Long story short: In a bizarre bit of karmic convergence, my good friend David Klein, doing business over at the remarkable Merry Swankster blog, just weighed in with the latest in his brilliant Numerology series, with a superb piece on the history (and much more) of the often covered pop/rock classic "Route 66." (Check it out HERE, including audio of the original version by Nat King Cole and a couple of other cool covers.)
And a few hours after I read it, I found myself sitting in with some old friends' bar band in the wilds of New Jersey and actually singing the thing. You have no idea how weird this is, as the last time I performed anything publically all the women's parts were played by men and the show's protagonist -- Richard III -- was still alive.
Fortunately, no video of Thursday's performance has yet surfaced on YouTube, although I think somebody was cell phoning it so who knows. All I can say, ultimately, is yipes, and echo the comment one of the waitresses made to the owner: "Why is that old Rabbi doing punk rock moves?"
Anyway, "Route 66" is a song that has loomed large in my legend, as they say, for decades now. So here's hands down my favorite performance of it -- from The Rolling Stones 1965 EP Got Live If you Want.
Actually, on most days this isn't just my fave version of the song. In fact, I'm often of the opinion that this is the Stones single most exciting live performance ever AND the most exciting live performance by a rock band period.

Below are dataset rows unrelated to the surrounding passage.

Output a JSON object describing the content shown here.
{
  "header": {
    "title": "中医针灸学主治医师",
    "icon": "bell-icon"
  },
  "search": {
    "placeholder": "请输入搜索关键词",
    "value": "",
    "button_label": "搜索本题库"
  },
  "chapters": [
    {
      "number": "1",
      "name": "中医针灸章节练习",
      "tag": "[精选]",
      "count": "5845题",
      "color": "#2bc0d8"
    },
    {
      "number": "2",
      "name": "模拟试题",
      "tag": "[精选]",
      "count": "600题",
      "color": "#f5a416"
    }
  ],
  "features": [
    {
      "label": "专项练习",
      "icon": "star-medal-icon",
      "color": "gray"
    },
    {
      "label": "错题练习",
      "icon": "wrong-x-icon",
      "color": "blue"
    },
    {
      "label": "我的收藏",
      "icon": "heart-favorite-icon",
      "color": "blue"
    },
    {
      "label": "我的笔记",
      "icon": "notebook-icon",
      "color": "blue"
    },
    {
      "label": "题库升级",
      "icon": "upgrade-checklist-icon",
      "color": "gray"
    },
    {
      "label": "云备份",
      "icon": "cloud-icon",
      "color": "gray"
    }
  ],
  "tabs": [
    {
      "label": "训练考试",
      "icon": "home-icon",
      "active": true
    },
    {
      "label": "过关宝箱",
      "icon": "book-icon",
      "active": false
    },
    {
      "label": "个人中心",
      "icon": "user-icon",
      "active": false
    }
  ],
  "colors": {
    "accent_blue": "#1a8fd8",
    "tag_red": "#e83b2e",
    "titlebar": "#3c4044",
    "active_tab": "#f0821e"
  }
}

And isn't that back cover shot just the most evocative damned thing you've ever seen? There's no photo credit, alas, which has always bugged me; I'm betting it was taken by either David Bailey or Gered Mankowitz, but if there's a Stones completist out there who knows, please get in touch.